> _Exercise_
The task calls for each record to be given again exactly.
************
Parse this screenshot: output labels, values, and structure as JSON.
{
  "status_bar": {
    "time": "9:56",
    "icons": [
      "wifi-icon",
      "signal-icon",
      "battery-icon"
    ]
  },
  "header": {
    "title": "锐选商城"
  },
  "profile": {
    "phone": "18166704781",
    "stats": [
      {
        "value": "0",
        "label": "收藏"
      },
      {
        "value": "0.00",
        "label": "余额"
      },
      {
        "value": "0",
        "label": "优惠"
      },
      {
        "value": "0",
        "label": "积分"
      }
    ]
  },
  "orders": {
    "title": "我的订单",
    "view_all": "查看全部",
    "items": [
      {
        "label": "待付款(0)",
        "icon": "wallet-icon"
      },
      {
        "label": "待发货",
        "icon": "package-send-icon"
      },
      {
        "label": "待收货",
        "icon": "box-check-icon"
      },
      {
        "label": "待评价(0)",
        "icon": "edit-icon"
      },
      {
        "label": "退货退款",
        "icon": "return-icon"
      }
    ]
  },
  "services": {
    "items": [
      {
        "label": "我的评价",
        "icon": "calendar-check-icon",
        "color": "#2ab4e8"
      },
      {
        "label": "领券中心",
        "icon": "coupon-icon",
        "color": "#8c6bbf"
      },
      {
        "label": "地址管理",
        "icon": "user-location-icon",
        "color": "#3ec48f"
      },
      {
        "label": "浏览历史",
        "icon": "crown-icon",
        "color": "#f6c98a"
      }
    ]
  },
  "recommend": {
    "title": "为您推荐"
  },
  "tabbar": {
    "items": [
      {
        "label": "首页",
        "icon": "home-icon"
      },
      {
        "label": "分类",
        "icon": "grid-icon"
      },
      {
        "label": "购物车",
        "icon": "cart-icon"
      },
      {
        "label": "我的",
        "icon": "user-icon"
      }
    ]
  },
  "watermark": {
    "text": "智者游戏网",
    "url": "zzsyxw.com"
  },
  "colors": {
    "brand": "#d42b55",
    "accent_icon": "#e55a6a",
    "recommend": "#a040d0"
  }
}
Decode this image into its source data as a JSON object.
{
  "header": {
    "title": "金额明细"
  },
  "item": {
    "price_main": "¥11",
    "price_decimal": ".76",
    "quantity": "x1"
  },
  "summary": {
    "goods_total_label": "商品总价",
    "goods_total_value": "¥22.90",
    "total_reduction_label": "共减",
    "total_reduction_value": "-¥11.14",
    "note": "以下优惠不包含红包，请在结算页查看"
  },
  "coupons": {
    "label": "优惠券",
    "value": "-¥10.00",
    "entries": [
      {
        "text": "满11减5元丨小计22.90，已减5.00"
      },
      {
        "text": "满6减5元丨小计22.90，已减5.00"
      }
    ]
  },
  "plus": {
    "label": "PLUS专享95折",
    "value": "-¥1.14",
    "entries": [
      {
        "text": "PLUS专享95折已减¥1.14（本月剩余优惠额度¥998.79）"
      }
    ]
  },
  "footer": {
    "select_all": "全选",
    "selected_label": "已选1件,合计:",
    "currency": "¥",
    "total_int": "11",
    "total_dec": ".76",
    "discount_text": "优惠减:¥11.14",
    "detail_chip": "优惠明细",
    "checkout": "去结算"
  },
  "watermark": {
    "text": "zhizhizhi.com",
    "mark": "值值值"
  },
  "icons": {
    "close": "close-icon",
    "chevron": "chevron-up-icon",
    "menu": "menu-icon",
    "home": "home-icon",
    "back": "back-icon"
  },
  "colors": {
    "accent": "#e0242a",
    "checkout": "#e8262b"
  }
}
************
> _Result of the task_
Parse this screenshot: output labels, values, and structure as JSON.
{
  "status_bar": {
    "time": "9:56",
    "icons": [
      "wifi-icon",
      "signal-icon",
      "battery-icon"
    ]
  },
  "header": {
    "title": "锐选商城"
  },
  "profile": {
    "phone": "18166704781",
    "stats": [
      {
        "value": "0",
        "label": "收藏"
      },
      {
        "value": "0.00",
        "label": "余额"
      },
      {
        "value": "0",
        "label": "优惠"
      },
      {
        "value": "0",
        "label": "积分"
      }
    ]
  },
  "orders": {
    "title": "我的订单",
    "view_all": "查看全部",
    "items": [
      {
        "label": "待付款(0)",
        "icon": "wallet-icon"
      },
      {
        "label": "待发货",
        "icon": "package-send-icon"
      },
      {
        "label": "待收货",
        "icon": "box-check-icon"
      },
      {
        "label": "待评价(0)",
        "icon": "edit-icon"
      },
      {
        "label": "退货退款",
        "icon": "return-icon"
      }
    ]
  },
  "services": {
    "items": [
      {
        "label": "我的评价",
        "icon": "calendar-check-icon",
        "color": "#2ab4e8"
      },
      {
        "label": "领券中心",
        "icon": "coupon-icon",
        "color": "#8c6bbf"
      },
      {
        "label": "地址管理",
        "icon": "user-location-icon",
        "color": "#3ec48f"
      },
      {
        "label": "浏览历史",
        "icon": "crown-icon",
        "color": "#f6c98a"
      }
    ]
  },
  "recommend": {
    "title": "为您推荐"
  },
  "tabbar": {
    "items": [
      {
        "label": "首页",
        "icon": "home-icon"
      },
      {
        "label": "分类",
        "icon": "grid-icon"
      },
      {
        "label": "购物车",
        "icon": "cart-icon"
      },
      {
        "label": "我的",
        "icon": "user-icon"
      }
    ]
  },
  "watermark": {
    "text": "智者游戏网",
    "url": "zzsyxw.com"
  },
  "colors": {
    "brand": "#d42b55",
    "accent_icon": "#e55a6a",
    "recommend": "#a040d0"
  }
}
Decode this image into its source data as a JSON object.
{
  "header": {
    "title": "金额明细"
  },
  "item": {
    "price_main": "¥11",
    "price_decimal": ".76",
    "quantity": "x1"
  },
  "summary": {
    "goods_total_label": "商品总价",
    "goods_total_value": "¥22.90",
    "total_reduction_label": "共减",
    "total_reduction_value": "-¥11.14",
    "note": "以下优惠不包含红包，请在结算页查看"
  },
  "coupons": {
    "label": "优惠券",
    "value": "-¥10.00",
    "entries": [
      {
        "text": "满11减5元丨小计22.90，已减5.00"
      },
      {
        "text": "满6减5元丨小计22.90，已减5.00"
      }
    ]
  },
  "plus": {
    "label": "PLUS专享95折",
    "value": "-¥1.14",
    "entries": [
      {
        "text": "PLUS专享95折已减¥1.14（本月剩余优惠额度¥998.79）"
      }
    ]
  },
  "footer": {
    "select_all": "全选",
    "selected_label": "已选1件,合计:",
    "currency": "¥",
    "total_int": "11",
    "total_dec": ".76",
    "discount_text": "优惠减:¥11.14",
    "detail_chip": "优惠明细",
    "checkout": "去结算"
  },
  "watermark": {
    "text": "zhizhizhi.com",
    "mark": "值值值"
  },
  "icons": {
    "close": "close-icon",
    "chevron": "chevron-up-icon",
    "menu": "menu-icon",
    "home": "home-icon",
    "back": "back-icon"
  },
  "colors": {
    "accent": "#e0242a",
    "checkout": "#e8262b"
  }
}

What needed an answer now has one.